Top of The records

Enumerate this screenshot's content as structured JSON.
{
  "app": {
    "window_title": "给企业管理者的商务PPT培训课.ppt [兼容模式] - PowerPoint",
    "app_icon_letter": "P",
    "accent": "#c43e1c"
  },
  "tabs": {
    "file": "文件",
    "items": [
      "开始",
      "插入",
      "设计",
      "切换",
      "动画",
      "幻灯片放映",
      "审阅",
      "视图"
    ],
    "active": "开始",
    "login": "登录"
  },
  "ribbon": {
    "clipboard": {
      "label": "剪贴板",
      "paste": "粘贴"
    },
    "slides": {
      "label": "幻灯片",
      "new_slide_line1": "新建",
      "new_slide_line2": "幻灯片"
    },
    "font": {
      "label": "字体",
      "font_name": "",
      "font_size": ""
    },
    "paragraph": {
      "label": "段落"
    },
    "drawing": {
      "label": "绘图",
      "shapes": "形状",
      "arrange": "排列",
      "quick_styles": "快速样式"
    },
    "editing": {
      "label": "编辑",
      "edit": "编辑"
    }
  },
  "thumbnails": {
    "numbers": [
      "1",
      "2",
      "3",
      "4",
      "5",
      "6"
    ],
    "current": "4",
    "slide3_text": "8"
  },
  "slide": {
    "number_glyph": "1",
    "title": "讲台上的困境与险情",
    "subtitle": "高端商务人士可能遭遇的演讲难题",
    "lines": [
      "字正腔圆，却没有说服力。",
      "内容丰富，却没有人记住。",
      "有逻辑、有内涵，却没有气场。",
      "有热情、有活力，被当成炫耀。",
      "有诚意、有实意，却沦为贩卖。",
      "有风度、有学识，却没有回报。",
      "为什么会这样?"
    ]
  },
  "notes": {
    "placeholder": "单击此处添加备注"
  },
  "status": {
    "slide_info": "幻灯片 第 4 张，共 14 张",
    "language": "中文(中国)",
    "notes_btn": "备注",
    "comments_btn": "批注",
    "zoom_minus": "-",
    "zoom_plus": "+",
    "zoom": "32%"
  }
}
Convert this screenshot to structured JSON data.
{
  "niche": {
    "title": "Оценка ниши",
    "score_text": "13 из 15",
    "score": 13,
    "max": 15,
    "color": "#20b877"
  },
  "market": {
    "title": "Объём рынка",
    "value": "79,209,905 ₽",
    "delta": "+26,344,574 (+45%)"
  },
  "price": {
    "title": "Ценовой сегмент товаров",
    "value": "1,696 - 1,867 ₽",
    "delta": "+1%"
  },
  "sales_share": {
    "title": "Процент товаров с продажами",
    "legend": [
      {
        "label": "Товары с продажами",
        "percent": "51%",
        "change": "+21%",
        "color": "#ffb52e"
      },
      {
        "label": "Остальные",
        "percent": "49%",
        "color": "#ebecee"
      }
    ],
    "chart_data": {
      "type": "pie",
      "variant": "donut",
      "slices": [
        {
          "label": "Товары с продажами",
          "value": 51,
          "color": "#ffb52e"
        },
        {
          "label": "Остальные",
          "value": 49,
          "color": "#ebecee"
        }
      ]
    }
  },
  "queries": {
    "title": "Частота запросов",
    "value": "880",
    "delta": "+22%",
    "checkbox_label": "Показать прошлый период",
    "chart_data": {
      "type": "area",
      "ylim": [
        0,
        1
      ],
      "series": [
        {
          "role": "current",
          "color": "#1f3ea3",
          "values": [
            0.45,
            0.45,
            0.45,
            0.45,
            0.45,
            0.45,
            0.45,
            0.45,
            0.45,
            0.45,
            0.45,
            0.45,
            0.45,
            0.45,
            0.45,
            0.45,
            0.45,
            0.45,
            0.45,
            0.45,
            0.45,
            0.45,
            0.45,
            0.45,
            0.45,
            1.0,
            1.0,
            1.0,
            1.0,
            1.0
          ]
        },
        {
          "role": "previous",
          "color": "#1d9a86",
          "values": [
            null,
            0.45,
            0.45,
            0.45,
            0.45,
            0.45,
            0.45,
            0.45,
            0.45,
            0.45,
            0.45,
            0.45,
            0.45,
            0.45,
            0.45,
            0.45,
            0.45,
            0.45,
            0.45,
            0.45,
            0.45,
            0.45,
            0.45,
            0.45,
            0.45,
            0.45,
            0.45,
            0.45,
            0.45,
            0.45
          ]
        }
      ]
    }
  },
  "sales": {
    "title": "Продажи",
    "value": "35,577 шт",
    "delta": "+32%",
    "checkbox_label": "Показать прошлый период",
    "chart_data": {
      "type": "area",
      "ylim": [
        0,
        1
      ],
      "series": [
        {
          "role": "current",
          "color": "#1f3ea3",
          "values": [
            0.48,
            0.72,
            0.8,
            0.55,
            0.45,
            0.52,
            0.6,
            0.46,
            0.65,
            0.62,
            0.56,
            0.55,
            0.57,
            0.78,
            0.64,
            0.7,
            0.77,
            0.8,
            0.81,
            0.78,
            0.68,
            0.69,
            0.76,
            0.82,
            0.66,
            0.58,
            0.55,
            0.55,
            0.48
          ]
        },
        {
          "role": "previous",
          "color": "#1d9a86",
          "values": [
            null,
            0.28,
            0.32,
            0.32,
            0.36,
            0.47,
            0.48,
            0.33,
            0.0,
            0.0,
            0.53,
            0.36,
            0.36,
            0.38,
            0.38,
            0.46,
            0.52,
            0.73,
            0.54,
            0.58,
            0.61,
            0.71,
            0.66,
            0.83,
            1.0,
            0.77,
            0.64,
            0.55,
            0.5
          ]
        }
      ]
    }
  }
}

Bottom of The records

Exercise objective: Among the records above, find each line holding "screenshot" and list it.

Written response:
Enumerate this screenshot's content as structured JSON.
Convert this screenshot to structured JSON data.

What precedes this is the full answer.